Helping your child adjust to life after divorce

On Behalf of | Sep 21, 2020 | Divorce |

There’s no getting around it; divorce is a trying and often painful adjustment for the entire family. For children, in particular, a divorce can feel like the end of the world. But while you likely have concerns regarding how you and your ex-spouse’s split will impact your children and their well-being, the good news is that children are incredibly resilient.

According to research, only a small percentage of kids experience severe problems in the wake of divorce or later in life as adults. While you can expect your kids to experience the short-term adverse effects from your divorce, such as anger, anxiety or betrayal, these reactions generally diminish by the end of the second year.

Fortunately, there are also things you and your ex can do to help make this transition as easy as possible on your kids – and yourselves. Here are a few parenting strategies that can minimize the toll of the divorce process on your children:

1. Set aside conflict 

Divorce can often get ugly, but you and your ex should try to keep the peace after your divorce for your children’s sake. High levels of parental conflict both during and after a divorce are associated with poorer adjustment in children.
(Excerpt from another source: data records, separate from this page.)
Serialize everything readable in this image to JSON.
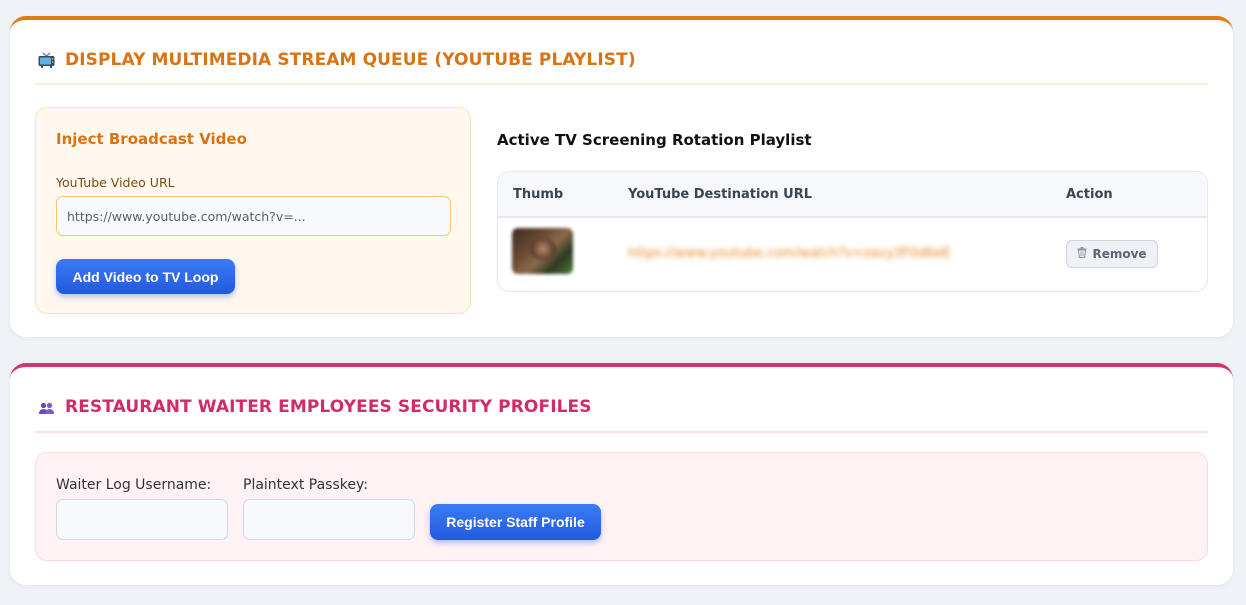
{
  "youtube_card": {
    "title": "DISPLAY MULTIMEDIA STREAM QUEUE (YOUTUBE PLAYLIST)",
    "icon": "tv-icon",
    "accent_color": "#e07b12",
    "inject": {
      "heading": "Inject Broadcast Video",
      "url_label": "YouTube Video URL",
      "url_value": "",
      "url_placeholder": "https://www.youtube.com/watch?v=...",
      "add_button": "Add Video to TV Loop"
    },
    "playlist": {
      "heading": "Active TV Screening Rotation Playlist",
      "columns": [
        "Thumb",
        "YouTube Destination URL",
        "Action"
      ],
      "rows": [
        {
          "url": "https://www.youtube.com/watch?v=zavy3F0d6eE",
          "action": "Remove"
        }
      ]
    }
  },
  "staff_card": {
    "title": "RESTAURANT WAITER EMPLOYEES SECURITY PROFILES",
    "icon": "users-icon",
    "accent_color": "#d6336c",
    "username_label": "Waiter Log Username:",
    "username_value": "",
    "passkey_label": "Plaintext Passkey:",
    "passkey_value": "",
    "register_button": "Register Staff Profile"
  }
}
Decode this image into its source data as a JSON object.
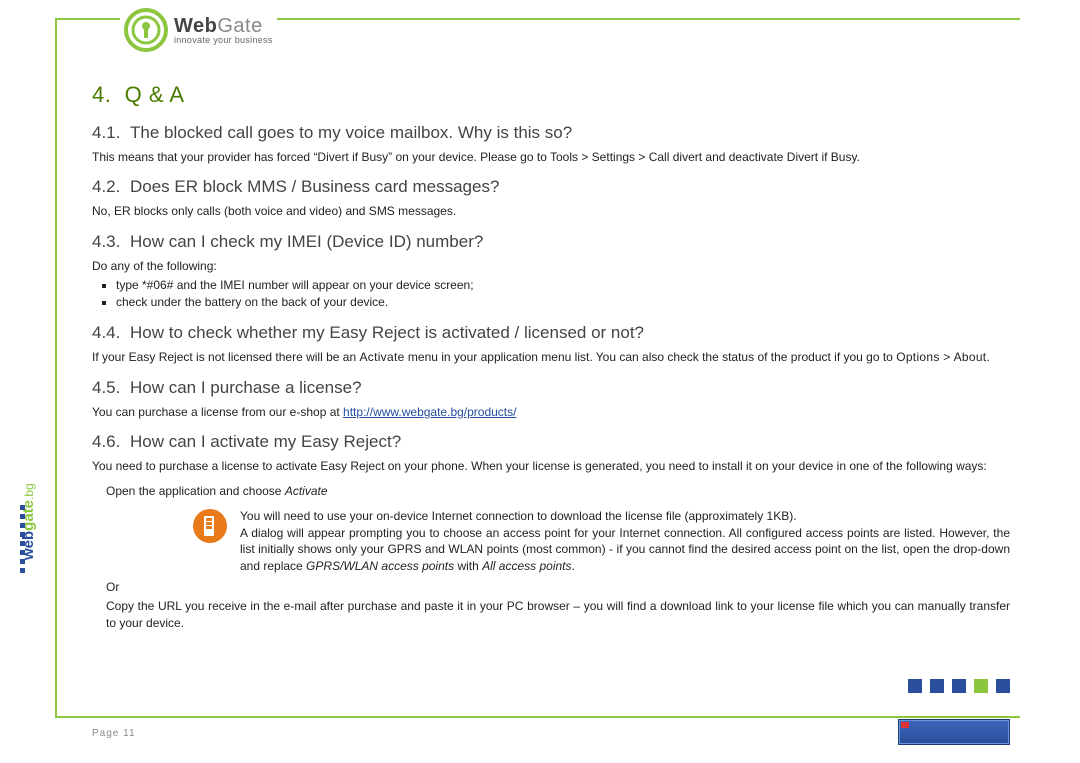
{
  "logo": {
    "brand_main": "Web",
    "brand_sub": "Gate",
    "slogan": "innovate your business"
  },
  "left_tab": {
    "web": "web",
    "gate": "gate",
    "bg": ".bg"
  },
  "h1": {
    "num": "4.",
    "title": "Q & A"
  },
  "s41": {
    "num": "4.1.",
    "title": "The blocked call goes to my voice mailbox. Why is this so?",
    "body": "This means that your provider has forced “Divert if Busy” on your device. Please go to Tools > Settings > Call divert and deactivate Divert if Busy."
  },
  "s42": {
    "num": "4.2.",
    "title": "Does ER block MMS / Business card messages?",
    "body": "No, ER blocks only calls (both voice and video) and SMS messages."
  },
  "s43": {
    "num": "4.3.",
    "title": "How can I check my IMEI (Device ID) number?",
    "intro": "Do any of the following:",
    "b1": "type *#06# and the IMEI number will appear on your device screen;",
    "b2": "check under the battery on the back of your device."
  },
  "s44": {
    "num": "4.4.",
    "title": "How to check whether my Easy Reject is activated / licensed or not?",
    "body_a": "If your Easy Reject is not licensed there will be an ",
    "body_b": "Activate",
    "body_c": " menu in your application menu list. You can also check the status of the product if you go to ",
    "body_d": "Options > About",
    "body_e": "."
  },
  "s45": {
    "num": "4.5.",
    "title": "How can I purchase a license?",
    "body_a": "You can purchase a license from our e-shop at ",
    "link": "http://www.webgate.bg/products/"
  },
  "s46": {
    "num": "4.6.",
    "title": "How can I activate my Easy Reject?",
    "body": "You need to purchase a license to activate Easy Reject on your phone. When your license is generated, you need to install it on your device in one of the following ways:",
    "open_a": "Open the application and choose ",
    "open_b": "Activate",
    "act1": "You will need to use your on-device Internet connection to download the license file (approximately 1KB).",
    "act2_a": "A dialog will appear prompting you to choose an access point for your Internet connection. All configured access points are listed. However, the list initially shows only your GPRS and WLAN points (most common) - if you cannot find the desired access point on the list, open the drop-down and replace ",
    "act2_b": "GPRS/WLAN access points",
    "act2_c": " with ",
    "act2_d": "All access points",
    "act2_e": ".",
    "or": "Or",
    "copy": "Copy the URL you receive in the e-mail after purchase and paste it in your PC browser – you will find a download link to your license file which you can manually transfer to your device."
  },
  "page_label": "Page 11"
}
It is after your divorce when your children will need the most support and stability to thrive. If you can’t communicate amicably, you should minimize your child’s exposure to your conflicts.

2. Keep parenting consistent

Even despite your best efforts, a divorce can often cause the quality of your parenting to suffer – especially if you are navigating your own adverse effects of divorce. Establishing a consistent routine and rules for your child to follow at both households can restore a sense of normalcy and stability. It also communicates to your child that even though you and your ex are no longer together, you both still want what’s best for them.

3. Provide emotional support

Though every child will respond to divorce differently due to their age or personality, they must have an outlet for their emotions. Listening to their feelings and fears and reassuring them that you will get through this as a family can help them feel safe, secure and loved. If they are displaying any mental health concerns, enlisting the help of a therapist or family counselor can help them process what they are going through.

As with most things in life, the pain you and your family experience after a divorce is only temporary. By implementing these strategies, you can ensure your kids have the love and support they need to thrive now and later in life.